### Task objective
Set down again each entry exactly as it reads, pictures excluded.

### Exercise materials
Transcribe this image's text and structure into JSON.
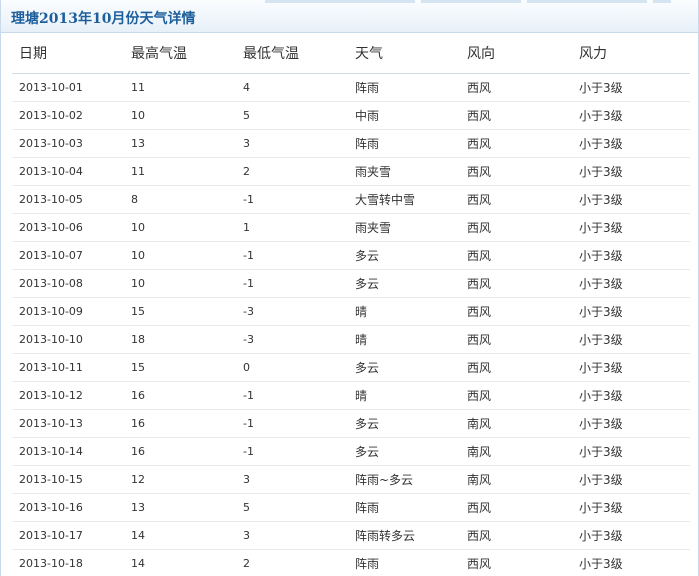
{
  "panel": {
    "title": "理塘2013年10月份天气详情"
  },
  "table": {
    "headers": [
      "日期",
      "最高气温",
      "最低气温",
      "天气",
      "风向",
      "风力"
    ],
    "rows": [
      [
        "2013-10-01",
        "11",
        "4",
        "阵雨",
        "西风",
        "小于3级"
      ],
      [
        "2013-10-02",
        "10",
        "5",
        "中雨",
        "西风",
        "小于3级"
      ],
      [
        "2013-10-03",
        "13",
        "3",
        "阵雨",
        "西风",
        "小于3级"
      ],
      [
        "2013-10-04",
        "11",
        "2",
        "雨夹雪",
        "西风",
        "小于3级"
      ],
      [
        "2013-10-05",
        "8",
        "-1",
        "大雪转中雪",
        "西风",
        "小于3级"
      ],
      [
        "2013-10-06",
        "10",
        "1",
        "雨夹雪",
        "西风",
        "小于3级"
      ],
      [
        "2013-10-07",
        "10",
        "-1",
        "多云",
        "西风",
        "小于3级"
      ],
      [
        "2013-10-08",
        "10",
        "-1",
        "多云",
        "西风",
        "小于3级"
      ],
      [
        "2013-10-09",
        "15",
        "-3",
        "晴",
        "西风",
        "小于3级"
      ],
      [
        "2013-10-10",
        "18",
        "-3",
        "晴",
        "西风",
        "小于3级"
      ],
      [
        "2013-10-11",
        "15",
        "0",
        "多云",
        "西风",
        "小于3级"
      ],
      [
        "2013-10-12",
        "16",
        "-1",
        "晴",
        "西风",
        "小于3级"
      ],
      [
        "2013-10-13",
        "16",
        "-1",
        "多云",
        "南风",
        "小于3级"
      ],
      [
        "2013-10-14",
        "16",
        "-1",
        "多云",
        "南风",
        "小于3级"
      ],
      [
        "2013-10-15",
        "12",
        "3",
        "阵雨~多云",
        "南风",
        "小于3级"
      ],
      [
        "2013-10-16",
        "13",
        "5",
        "阵雨",
        "西风",
        "小于3级"
      ],
      [
        "2013-10-17",
        "14",
        "3",
        "阵雨转多云",
        "西风",
        "小于3级"
      ],
      [
        "2013-10-18",
        "14",
        "2",
        "阵雨",
        "西风",
        "小于3级"
      ]
    ]
  }
}
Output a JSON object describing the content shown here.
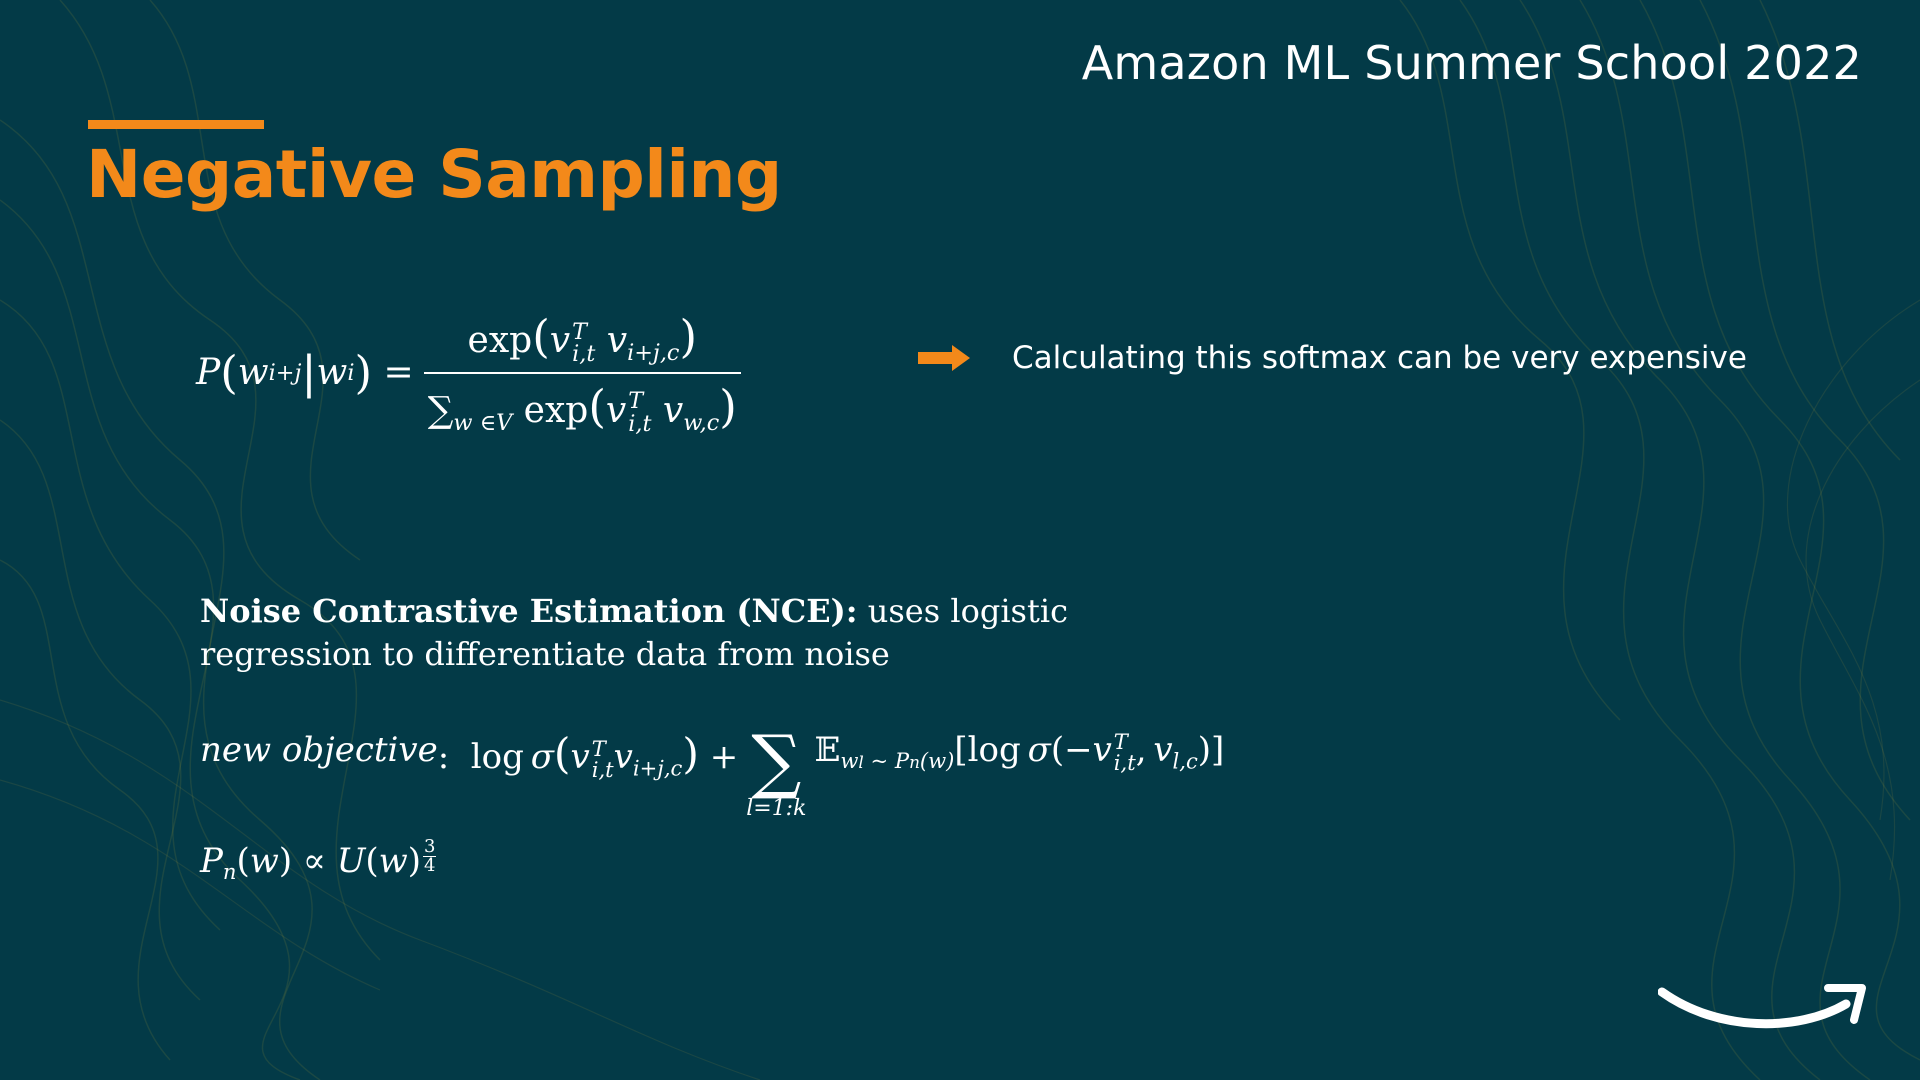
{
  "slide": {
    "header": "Amazon ML Summer School 2022",
    "title": "Negative Sampling",
    "softmax_note": "Calculating this softmax can be very expensive",
    "nce_bold": "Noise Contrastive Estimation (NCE):",
    "nce_rest": " uses logistic regression to differentiate data from noise",
    "objective_label": "new objective",
    "sum_limits": "l=1:k",
    "colors": {
      "background": "#033a47",
      "accent": "#f3891a",
      "text": "#ffffff"
    },
    "icons": [
      "arrow-right-icon",
      "amazon-smile-logo"
    ]
  }
}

### Solution to the problem
Transcribe this image's text and structure into JSON.
{
  "panel": {
    "title": "理塘2013年10月份天气详情"
  },
  "table": {
    "headers": [
      "日期",
      "最高气温",
      "最低气温",
      "天气",
      "风向",
      "风力"
    ],
    "rows": [
      [
        "2013-10-01",
        "11",
        "4",
        "阵雨",
        "西风",
        "小于3级"
      ],
      [
        "2013-10-02",
        "10",
        "5",
        "中雨",
        "西风",
        "小于3级"
      ],
      [
        "2013-10-03",
        "13",
        "3",
        "阵雨",
        "西风",
        "小于3级"
      ],
      [
        "2013-10-04",
        "11",
        "2",
        "雨夹雪",
        "西风",
        "小于3级"
      ],
      [
        "2013-10-05",
        "8",
        "-1",
        "大雪转中雪",
        "西风",
        "小于3级"
      ],
      [
        "2013-10-06",
        "10",
        "1",
        "雨夹雪",
        "西风",
        "小于3级"
      ],
      [
        "2013-10-07",
        "10",
        "-1",
        "多云",
        "西风",
        "小于3级"
      ],
      [
        "2013-10-08",
        "10",
        "-1",
        "多云",
        "西风",
        "小于3级"
      ],
      [
        "2013-10-09",
        "15",
        "-3",
        "晴",
        "西风",
        "小于3级"
      ],
      [
        "2013-10-10",
        "18",
        "-3",
        "晴",
        "西风",
        "小于3级"
      ],
      [
        "2013-10-11",
        "15",
        "0",
        "多云",
        "西风",
        "小于3级"
      ],
      [
        "2013-10-12",
        "16",
        "-1",
        "晴",
        "西风",
        "小于3级"
      ],
      [
        "2013-10-13",
        "16",
        "-1",
        "多云",
        "南风",
        "小于3级"
      ],
      [
        "2013-10-14",
        "16",
        "-1",
        "多云",
        "南风",
        "小于3级"
      ],
      [
        "2013-10-15",
        "12",
        "3",
        "阵雨~多云",
        "南风",
        "小于3级"
      ],
      [
        "2013-10-16",
        "13",
        "5",
        "阵雨",
        "西风",
        "小于3级"
      ],
      [
        "2013-10-17",
        "14",
        "3",
        "阵雨转多云",
        "西风",
        "小于3级"
      ],
      [
        "2013-10-18",
        "14",
        "2",
        "阵雨",
        "西风",
        "小于3级"
      ]
    ]
  }
}
Output a JSON object describing the content shown here.
{
  "slide": {
    "header": "Amazon ML Summer School 2022",
    "title": "Negative Sampling",
    "softmax_note": "Calculating this softmax can be very expensive",
    "nce_bold": "Noise Contrastive Estimation (NCE):",
    "nce_rest": " uses logistic regression to differentiate data from noise",
    "objective_label": "new objective",
    "sum_limits": "l=1:k",
    "colors": {
      "background": "#033a47",
      "accent": "#f3891a",
      "text": "#ffffff"
    },
    "icons": [
      "arrow-right-icon",
      "amazon-smile-logo"
    ]
  }
}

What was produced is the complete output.